iMessage, Apple’s popular messaging service for iOS and OS X has been overrun by spammers, according to a new report from security researching firm Cloudmark. That isn’t that huge a surprise given that spam has been a huge problem on traditional SMS for many years.
According to the report, spam has been reported from designer fashion brands like Ray-Ban, Oakley, and Michael Kors. The report suggests that the reason why iMessage is being used is because anyone with a lot of free iCloud accounts can send a ton of messages easily and cheaply.
The study suggests that nearly 28 percent of all iMessages were spam in July 2014. To compare, in North America only 1% of all SMS messages are spam. Though in Asia that number is 30%. It’s also worth noting that the number of text messages sent everyday using SMS technology is in the tens of billions, much more than the amount of iMessages sent every day.

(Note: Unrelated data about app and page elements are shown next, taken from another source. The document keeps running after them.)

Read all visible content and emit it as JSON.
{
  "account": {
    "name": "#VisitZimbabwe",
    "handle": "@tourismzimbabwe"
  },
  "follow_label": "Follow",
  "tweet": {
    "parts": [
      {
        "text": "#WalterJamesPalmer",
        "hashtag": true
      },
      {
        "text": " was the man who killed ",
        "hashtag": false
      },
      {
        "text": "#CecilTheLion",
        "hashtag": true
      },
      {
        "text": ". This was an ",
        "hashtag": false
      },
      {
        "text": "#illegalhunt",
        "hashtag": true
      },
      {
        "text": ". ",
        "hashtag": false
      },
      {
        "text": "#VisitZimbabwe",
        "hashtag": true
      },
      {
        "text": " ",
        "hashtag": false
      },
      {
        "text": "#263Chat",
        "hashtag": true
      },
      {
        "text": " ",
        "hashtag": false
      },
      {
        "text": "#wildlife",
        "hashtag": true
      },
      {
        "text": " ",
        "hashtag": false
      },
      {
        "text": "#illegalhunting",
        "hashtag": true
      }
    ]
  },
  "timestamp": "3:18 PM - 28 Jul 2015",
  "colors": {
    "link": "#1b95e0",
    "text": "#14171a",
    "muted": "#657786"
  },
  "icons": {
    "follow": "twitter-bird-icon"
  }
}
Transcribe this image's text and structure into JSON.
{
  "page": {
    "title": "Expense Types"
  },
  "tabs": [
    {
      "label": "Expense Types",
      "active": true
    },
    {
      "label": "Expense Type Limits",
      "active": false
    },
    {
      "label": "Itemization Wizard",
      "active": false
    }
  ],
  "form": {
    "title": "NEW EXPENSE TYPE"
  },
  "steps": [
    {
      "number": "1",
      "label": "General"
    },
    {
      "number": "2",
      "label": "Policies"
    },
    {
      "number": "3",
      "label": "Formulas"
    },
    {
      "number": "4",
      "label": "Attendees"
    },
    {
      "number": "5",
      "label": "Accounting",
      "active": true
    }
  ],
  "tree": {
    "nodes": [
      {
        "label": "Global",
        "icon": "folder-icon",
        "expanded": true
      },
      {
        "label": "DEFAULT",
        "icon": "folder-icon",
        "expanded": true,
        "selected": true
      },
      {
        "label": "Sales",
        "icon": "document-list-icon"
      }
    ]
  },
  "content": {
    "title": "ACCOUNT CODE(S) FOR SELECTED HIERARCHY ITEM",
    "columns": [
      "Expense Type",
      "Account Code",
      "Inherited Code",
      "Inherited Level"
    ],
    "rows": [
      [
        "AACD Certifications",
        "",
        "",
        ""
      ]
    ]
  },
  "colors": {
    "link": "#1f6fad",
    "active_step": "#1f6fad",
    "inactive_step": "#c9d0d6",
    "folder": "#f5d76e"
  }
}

iMessage Technology Causing Problems
One of the problems, according to the report, is that the way iMessage allows for “read receipts” allows for spammers to build huge lists of legitimate phone numbers. They can then sell that list to other spammers for huge amounts of money. Read receipts allow iPhone and Mac users to tell the sender when a message has been read.
This, however, isn’t an exclusively “Apple Problem”. SMS alternatives have become a huge business over the last few years. Earlier in 2014, Facebook purchased WhatsApp for $19 billion. WhatsApp is the largest mobile messaging platform behind SMS. One of the things that set these platforms apart from SMS, beyond pricing, is that they are able to offer technology like read receipts. The study suggest that Apple’s iMessage platform isn’t the only one that is seeing the influx of spam.
Users worried about being added to one of these spam lists can turn off read receipts by going into the settings app under iMessage and turning the “Send Read Receipts” option to off.
Hacking is Another Problem
While spammers are able to sign up for free iCloud accounts, the researchers found that nearly 60% of the spam sent over iMessage in May and June 2014 was sent from Apple IDs with Chinese Domains. In July most of the traffic came from Apple IDs associated with Hotmail addresses. The researchers suggest that these aren’t actually mass registered iCloud accounts, but are instead hacked accounts.
The report also found that the United States was by far the biggest target of the iMessage spam. That isn’t unexpected as the United States has the largest market share of Apple products.